Agriculture and food security

Agriculture in a desert area

Action taken by Belgian Development Cooperation in the domain of agriculture and food security can be either humanitarian or structural.

Humanitarian actions

For the most urgent needs in case of food shortages, Belgium provides food aid through the UN’s World Food Programme (WFP) and the United Nations Relief & Works Agency for Palestine Refugees (UNRWA). Belgium advocates not using any of its own (excess) food in such contexts, but rather buying as much food aid as possible from farmers in the South. In that way, food aid does not disrupt local markets. In the wake of a crisis, through the UN’s Food and Agriculture Organisation (FAO), we support projects designed to rebuild devastated agricultural production systems.

Structural interventions

DGD supports structural interventions to sustainably increase food production in developing countries. This is done in direct collaboration with the governments in our partner countries as agriculture is a priority sector in most Indicative Cooperation Programmes (ICPs). The Belgian Investment Company for Developing Countries (BIO) also supports the expansion of private companies active in the agricultural sector.
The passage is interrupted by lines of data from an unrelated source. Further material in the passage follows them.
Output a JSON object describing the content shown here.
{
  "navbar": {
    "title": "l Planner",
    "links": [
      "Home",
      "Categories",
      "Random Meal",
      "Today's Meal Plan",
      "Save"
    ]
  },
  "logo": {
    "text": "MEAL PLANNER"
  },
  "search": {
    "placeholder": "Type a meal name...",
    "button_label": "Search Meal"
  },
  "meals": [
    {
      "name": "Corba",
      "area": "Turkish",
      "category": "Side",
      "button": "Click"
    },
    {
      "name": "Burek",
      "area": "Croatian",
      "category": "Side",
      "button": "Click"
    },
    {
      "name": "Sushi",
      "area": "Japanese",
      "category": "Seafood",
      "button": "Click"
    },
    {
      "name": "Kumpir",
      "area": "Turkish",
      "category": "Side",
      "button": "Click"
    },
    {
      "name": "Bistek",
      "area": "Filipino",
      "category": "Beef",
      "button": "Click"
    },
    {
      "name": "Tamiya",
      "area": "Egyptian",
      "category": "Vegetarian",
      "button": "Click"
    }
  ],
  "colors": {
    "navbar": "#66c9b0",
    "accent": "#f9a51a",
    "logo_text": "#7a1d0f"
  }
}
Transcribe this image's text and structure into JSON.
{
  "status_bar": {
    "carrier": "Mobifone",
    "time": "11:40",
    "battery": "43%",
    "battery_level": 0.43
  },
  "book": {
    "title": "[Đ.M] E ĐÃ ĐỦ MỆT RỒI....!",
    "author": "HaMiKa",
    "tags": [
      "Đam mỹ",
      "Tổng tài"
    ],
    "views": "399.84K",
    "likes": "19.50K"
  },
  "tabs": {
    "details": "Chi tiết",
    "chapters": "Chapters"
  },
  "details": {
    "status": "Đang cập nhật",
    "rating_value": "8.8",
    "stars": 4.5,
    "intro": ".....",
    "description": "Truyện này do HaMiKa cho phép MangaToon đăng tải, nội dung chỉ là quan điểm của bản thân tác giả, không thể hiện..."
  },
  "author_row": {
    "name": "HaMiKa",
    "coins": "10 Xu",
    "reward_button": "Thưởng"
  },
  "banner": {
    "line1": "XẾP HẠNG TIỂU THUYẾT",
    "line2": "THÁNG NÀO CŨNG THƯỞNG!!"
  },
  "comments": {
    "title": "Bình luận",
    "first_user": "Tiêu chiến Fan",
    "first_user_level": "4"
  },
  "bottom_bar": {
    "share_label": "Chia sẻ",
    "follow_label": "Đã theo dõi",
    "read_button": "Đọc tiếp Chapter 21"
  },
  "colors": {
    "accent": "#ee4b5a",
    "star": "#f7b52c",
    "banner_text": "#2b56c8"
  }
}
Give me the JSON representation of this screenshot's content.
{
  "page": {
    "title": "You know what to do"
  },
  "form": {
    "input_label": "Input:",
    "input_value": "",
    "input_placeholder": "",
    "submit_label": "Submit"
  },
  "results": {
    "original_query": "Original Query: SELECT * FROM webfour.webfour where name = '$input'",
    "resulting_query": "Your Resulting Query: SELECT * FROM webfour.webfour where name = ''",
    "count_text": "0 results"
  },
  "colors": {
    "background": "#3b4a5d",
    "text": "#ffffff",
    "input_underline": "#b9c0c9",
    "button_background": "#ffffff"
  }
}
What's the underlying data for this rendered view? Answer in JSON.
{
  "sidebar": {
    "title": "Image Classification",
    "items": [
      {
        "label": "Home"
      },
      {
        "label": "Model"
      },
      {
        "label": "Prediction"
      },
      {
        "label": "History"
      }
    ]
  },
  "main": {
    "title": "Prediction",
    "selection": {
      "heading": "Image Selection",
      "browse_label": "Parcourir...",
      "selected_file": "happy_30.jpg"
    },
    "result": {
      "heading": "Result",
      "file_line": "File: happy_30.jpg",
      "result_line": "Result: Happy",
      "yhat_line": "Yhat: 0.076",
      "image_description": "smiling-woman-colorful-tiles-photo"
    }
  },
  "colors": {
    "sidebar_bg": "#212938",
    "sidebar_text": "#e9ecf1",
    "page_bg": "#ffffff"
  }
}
Through multilateral cooperation, the sector attracts the attention it requires, both via the European Union and through our financing of the Consultative Group on International Agricultural Research (CGIAR) and the specialised UN agencies IFAD (International Fund for Agricultural Development) and FAO. Finally, many of the NGOs funded by DGD are active in the agricultural sector.

Food security is not just about agricultural production. The affected population must also be able to buy enough food. The Belgian Fund for Food Security (BFFS) was specially set up to improve the food security situation for the most vulnerable population groups and in the poorest African countries. The Fund adopts an integrated and multisectoral approach, engaging in actions geared not only towards boosting agricultural and food production and securing the drinking water supply, but also improving healthcare, basic education and other fundamental social benefits.

Click here to learn more about the Belgian Fund for Food Security.

Priority sector

In 2008, Belgium decided to substantially step up its efforts to support agriculture and rural development. By 2010, Belgium should be spending 10% of its official development assistance (ODA) in these domains, with that percentage due to rise to 15% by 2015.

Strategy note

 Strategy note 'Agriculture and Food Security' (PDF, 2.84 MB) (2017)